> [Exercise]:
Please give back the listing below word for word and drop any images.

> [Records for this task]:
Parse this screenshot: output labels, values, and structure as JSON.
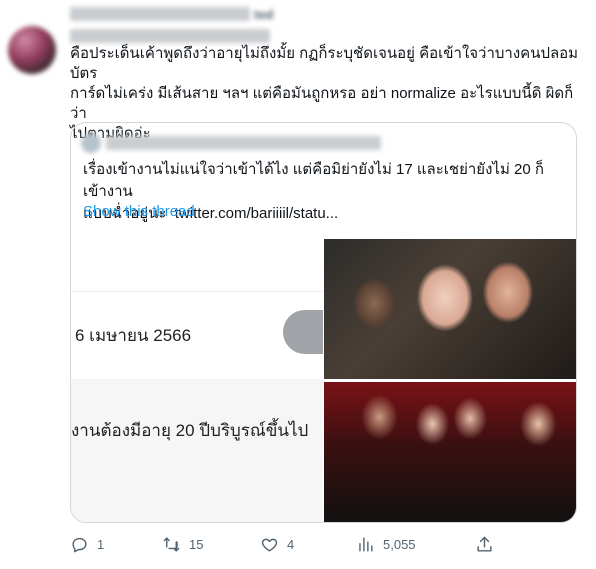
{
  "retweet_header": {
    "text": "ted"
  },
  "tweet": {
    "text": "คือประเด็นเค้าพูดถึงว่าอายุไม่ถึงมั้ย กฏก็ระบุชัดเจนอยู่ คือเข้าใจว่าบางคนปลอมบัตร\nการ์ดไม่เคร่ง มีเส้นสาย ฯลฯ แต่คือมันถูกหรอ อย่า normalize อะไรแบบนี้ดิ ผิดก็ว่า\nไปตามผิดอ่ะ"
  },
  "quoted_tweet": {
    "text": "เรื่องเข้างานไม่แน่ใจว่าเข้าได้ไง แต่คือมิย่ายังไม่ 17 และเชย่ายังไม่ 20 ก็เข้างาน\nแบบฉ่ำอยู่นะ  twitter.com/bariiiil/statu...",
    "show_thread": "Show this thread",
    "media": {
      "date_text": "6 เมษายน 2566",
      "age_rule_text": "งานต้องมีอายุ 20 ปีบริบูรณ์ขึ้นไป"
    }
  },
  "actions": {
    "reply_count": "1",
    "retweet_count": "15",
    "like_count": "4",
    "views_count": "5,055"
  },
  "icons": [
    "reply-icon",
    "retweet-icon",
    "like-icon",
    "views-icon",
    "share-icon"
  ],
  "colors": {
    "link": "#1d9bf0",
    "muted": "#536471",
    "border": "#cfd9de"
  }
}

> [Finished task]:
Parse this screenshot: output labels, values, and structure as JSON.
{
  "retweet_header": {
    "text": "ted"
  },
  "tweet": {
    "text": "คือประเด็นเค้าพูดถึงว่าอายุไม่ถึงมั้ย กฏก็ระบุชัดเจนอยู่ คือเข้าใจว่าบางคนปลอมบัตร\nการ์ดไม่เคร่ง มีเส้นสาย ฯลฯ แต่คือมันถูกหรอ อย่า normalize อะไรแบบนี้ดิ ผิดก็ว่า\nไปตามผิดอ่ะ"
  },
  "quoted_tweet": {
    "text": "เรื่องเข้างานไม่แน่ใจว่าเข้าได้ไง แต่คือมิย่ายังไม่ 17 และเชย่ายังไม่ 20 ก็เข้างาน\nแบบฉ่ำอยู่นะ  twitter.com/bariiiil/statu...",
    "show_thread": "Show this thread",
    "media": {
      "date_text": "6 เมษายน 2566",
      "age_rule_text": "งานต้องมีอายุ 20 ปีบริบูรณ์ขึ้นไป"
    }
  },
  "actions": {
    "reply_count": "1",
    "retweet_count": "15",
    "like_count": "4",
    "views_count": "5,055"
  },
  "icons": [
    "reply-icon",
    "retweet-icon",
    "like-icon",
    "views-icon",
    "share-icon"
  ],
  "colors": {
    "link": "#1d9bf0",
    "muted": "#536471",
    "border": "#cfd9de"
  }
}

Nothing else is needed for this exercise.